Data records: Begin

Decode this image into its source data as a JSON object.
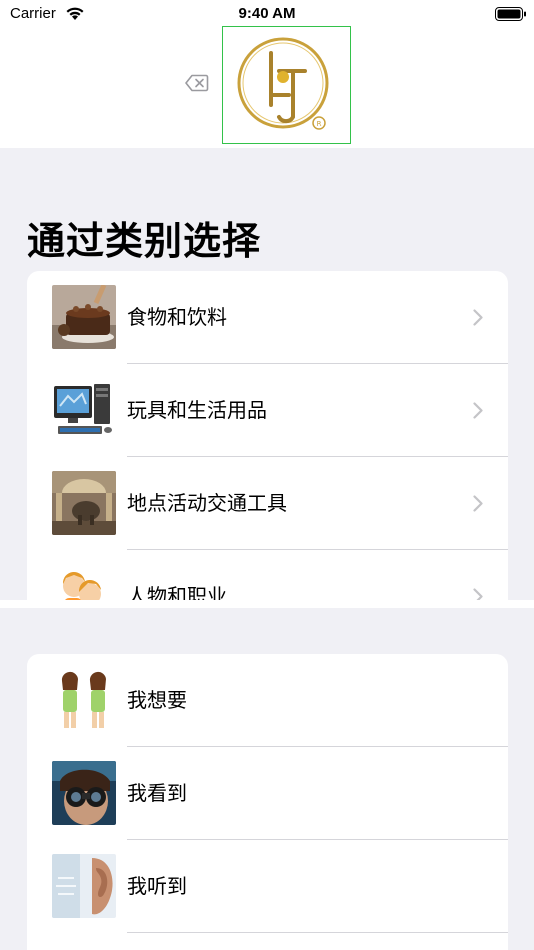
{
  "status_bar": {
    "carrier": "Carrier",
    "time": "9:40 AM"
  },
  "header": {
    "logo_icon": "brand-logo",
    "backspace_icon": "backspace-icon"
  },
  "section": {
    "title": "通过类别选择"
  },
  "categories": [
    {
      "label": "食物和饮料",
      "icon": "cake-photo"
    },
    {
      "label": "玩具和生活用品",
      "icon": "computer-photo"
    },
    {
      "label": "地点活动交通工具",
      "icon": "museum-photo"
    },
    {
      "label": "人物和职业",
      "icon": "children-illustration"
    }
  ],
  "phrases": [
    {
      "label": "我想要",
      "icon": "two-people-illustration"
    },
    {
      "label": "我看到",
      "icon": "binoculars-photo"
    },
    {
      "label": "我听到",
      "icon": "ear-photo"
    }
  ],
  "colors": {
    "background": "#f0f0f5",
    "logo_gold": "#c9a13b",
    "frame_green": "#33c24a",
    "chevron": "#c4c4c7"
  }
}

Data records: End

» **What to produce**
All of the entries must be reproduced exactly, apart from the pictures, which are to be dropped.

» **The completed task**
Decode this image into its source data as a JSON object.
{
  "status_bar": {
    "carrier": "Carrier",
    "time": "9:40 AM"
  },
  "header": {
    "logo_icon": "brand-logo",
    "backspace_icon": "backspace-icon"
  },
  "section": {
    "title": "通过类别选择"
  },
  "categories": [
    {
      "label": "食物和饮料",
      "icon": "cake-photo"
    },
    {
      "label": "玩具和生活用品",
      "icon": "computer-photo"
    },
    {
      "label": "地点活动交通工具",
      "icon": "museum-photo"
    },
    {
      "label": "人物和职业",
      "icon": "children-illustration"
    }
  ],
  "phrases": [
    {
      "label": "我想要",
      "icon": "two-people-illustration"
    },
    {
      "label": "我看到",
      "icon": "binoculars-photo"
    },
    {
      "label": "我听到",
      "icon": "ear-photo"
    }
  ],
  "colors": {
    "background": "#f0f0f5",
    "logo_gold": "#c9a13b",
    "frame_green": "#33c24a",
    "chevron": "#c4c4c7"
  }
}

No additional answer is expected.